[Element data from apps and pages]
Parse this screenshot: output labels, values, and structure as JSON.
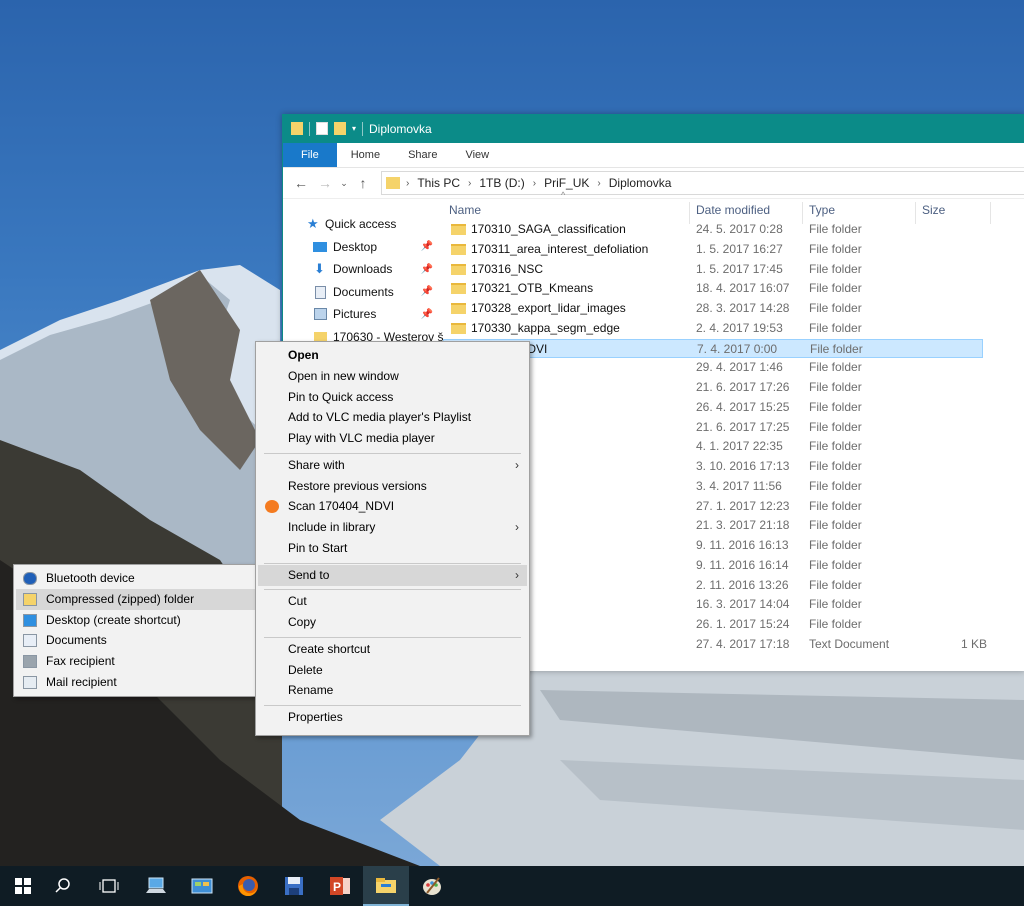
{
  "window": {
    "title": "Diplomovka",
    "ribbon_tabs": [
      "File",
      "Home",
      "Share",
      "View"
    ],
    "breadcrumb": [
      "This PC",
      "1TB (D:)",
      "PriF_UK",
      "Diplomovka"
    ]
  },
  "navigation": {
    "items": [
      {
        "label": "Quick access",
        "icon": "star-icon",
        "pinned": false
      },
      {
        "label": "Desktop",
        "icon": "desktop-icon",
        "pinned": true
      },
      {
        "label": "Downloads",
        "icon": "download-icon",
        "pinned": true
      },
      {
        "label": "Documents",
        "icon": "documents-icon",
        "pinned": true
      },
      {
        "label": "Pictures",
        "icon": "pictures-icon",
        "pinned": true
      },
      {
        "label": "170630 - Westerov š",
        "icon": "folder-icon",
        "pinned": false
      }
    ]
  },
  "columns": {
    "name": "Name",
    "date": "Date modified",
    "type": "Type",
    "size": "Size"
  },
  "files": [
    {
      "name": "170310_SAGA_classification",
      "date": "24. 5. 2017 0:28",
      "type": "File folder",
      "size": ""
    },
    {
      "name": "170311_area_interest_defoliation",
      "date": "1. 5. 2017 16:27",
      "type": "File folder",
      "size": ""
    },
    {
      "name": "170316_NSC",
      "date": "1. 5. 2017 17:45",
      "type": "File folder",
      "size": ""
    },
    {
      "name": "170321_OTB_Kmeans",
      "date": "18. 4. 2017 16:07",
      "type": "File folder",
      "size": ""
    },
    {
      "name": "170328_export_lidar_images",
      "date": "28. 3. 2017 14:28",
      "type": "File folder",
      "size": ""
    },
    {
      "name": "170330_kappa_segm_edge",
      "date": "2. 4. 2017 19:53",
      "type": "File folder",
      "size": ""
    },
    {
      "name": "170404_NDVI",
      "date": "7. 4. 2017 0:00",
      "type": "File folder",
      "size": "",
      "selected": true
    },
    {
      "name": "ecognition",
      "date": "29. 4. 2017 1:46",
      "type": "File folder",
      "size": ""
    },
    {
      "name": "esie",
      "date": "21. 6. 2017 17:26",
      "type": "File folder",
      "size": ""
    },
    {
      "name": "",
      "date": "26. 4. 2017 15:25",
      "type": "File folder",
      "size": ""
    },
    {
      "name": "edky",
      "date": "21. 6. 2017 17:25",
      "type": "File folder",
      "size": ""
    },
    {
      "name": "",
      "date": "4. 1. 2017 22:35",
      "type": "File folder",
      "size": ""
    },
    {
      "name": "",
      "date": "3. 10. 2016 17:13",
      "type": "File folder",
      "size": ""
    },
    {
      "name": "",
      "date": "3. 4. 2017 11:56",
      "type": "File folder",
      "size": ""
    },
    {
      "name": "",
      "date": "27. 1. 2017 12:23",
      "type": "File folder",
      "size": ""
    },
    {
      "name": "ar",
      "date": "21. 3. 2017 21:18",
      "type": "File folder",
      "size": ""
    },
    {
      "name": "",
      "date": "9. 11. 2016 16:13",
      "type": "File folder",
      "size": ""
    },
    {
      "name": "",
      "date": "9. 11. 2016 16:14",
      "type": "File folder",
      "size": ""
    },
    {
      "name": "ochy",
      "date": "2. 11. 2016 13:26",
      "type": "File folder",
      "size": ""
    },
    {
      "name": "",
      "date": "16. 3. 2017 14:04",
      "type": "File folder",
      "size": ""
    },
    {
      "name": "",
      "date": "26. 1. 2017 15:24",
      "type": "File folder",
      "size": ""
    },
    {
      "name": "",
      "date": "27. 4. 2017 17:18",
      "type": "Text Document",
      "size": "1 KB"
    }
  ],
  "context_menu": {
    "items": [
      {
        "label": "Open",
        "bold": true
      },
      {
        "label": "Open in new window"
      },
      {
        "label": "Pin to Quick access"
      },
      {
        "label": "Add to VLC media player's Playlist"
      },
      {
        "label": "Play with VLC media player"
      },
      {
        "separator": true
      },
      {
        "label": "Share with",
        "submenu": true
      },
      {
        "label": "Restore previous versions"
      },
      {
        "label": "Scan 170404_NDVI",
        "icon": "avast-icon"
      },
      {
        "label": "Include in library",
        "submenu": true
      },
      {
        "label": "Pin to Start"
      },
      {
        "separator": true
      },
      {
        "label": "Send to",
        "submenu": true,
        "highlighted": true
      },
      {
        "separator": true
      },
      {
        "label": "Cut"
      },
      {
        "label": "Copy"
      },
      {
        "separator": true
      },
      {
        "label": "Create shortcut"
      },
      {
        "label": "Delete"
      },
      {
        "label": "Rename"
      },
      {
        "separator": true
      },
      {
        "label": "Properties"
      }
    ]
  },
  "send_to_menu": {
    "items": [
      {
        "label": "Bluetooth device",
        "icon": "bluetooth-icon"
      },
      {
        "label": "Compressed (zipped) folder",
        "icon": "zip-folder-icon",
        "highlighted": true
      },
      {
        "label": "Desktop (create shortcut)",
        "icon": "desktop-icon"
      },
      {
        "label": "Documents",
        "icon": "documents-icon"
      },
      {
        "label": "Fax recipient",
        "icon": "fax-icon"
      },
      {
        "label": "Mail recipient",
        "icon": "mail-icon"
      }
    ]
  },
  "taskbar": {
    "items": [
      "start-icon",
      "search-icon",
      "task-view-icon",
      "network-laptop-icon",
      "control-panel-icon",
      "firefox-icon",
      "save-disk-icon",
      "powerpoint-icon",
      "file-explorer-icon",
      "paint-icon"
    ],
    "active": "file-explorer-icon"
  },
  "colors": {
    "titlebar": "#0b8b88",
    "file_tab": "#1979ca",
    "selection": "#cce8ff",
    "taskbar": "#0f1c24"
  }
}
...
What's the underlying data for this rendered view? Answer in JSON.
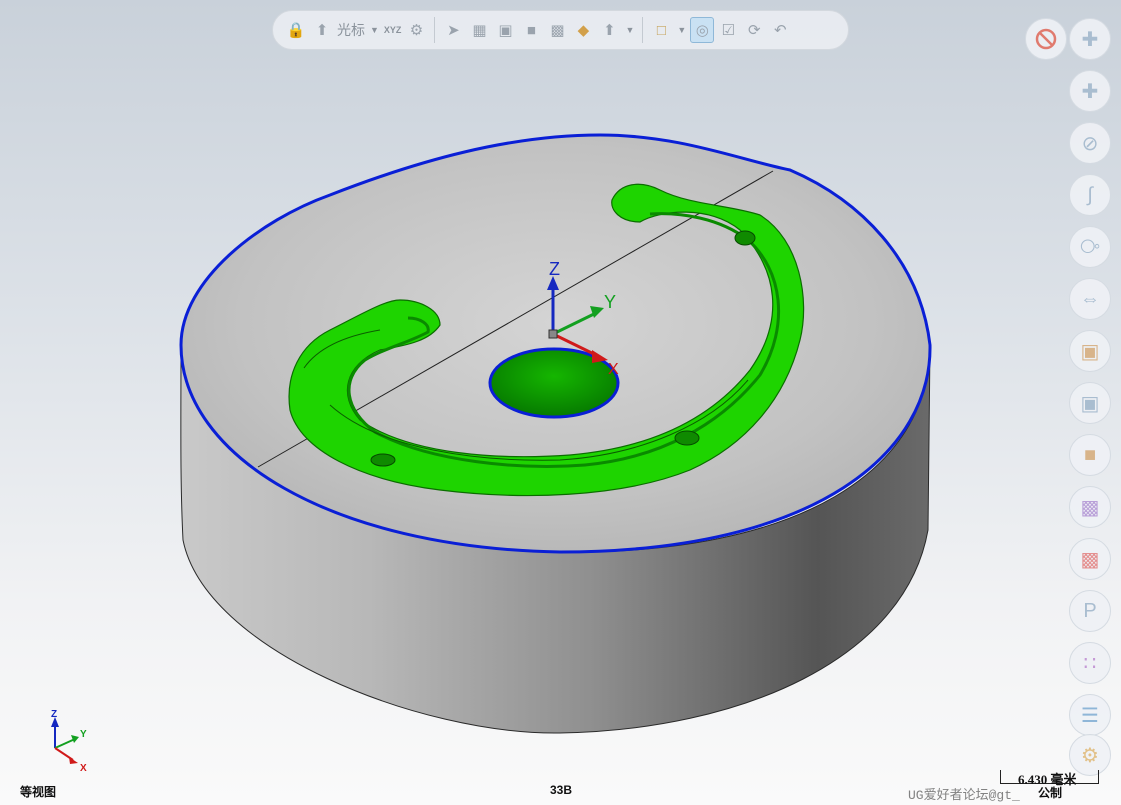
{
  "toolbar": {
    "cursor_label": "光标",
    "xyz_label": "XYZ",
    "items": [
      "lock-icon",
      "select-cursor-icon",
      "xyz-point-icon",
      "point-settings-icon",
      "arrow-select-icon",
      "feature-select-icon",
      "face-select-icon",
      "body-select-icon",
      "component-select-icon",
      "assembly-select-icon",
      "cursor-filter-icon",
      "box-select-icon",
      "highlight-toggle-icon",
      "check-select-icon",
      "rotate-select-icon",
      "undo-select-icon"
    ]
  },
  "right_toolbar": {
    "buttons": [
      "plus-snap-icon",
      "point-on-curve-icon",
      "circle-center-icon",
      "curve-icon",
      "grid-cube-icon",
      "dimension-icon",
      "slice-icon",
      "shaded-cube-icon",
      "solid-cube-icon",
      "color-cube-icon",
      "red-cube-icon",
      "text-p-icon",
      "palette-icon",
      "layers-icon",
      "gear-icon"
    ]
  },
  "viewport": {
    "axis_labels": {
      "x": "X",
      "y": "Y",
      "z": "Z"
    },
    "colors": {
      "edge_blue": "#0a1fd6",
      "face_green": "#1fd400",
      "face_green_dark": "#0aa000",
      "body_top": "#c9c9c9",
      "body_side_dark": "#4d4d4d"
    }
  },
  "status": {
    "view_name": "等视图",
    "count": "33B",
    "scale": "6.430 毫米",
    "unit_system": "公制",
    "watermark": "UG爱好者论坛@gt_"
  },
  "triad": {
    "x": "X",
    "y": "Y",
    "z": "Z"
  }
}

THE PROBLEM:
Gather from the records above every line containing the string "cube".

RESPONSE FOR THIS EXERCISE:
      "grid-cube-icon",
      "shaded-cube-icon",
      "solid-cube-icon",
      "color-cube-icon",
      "red-cube-icon",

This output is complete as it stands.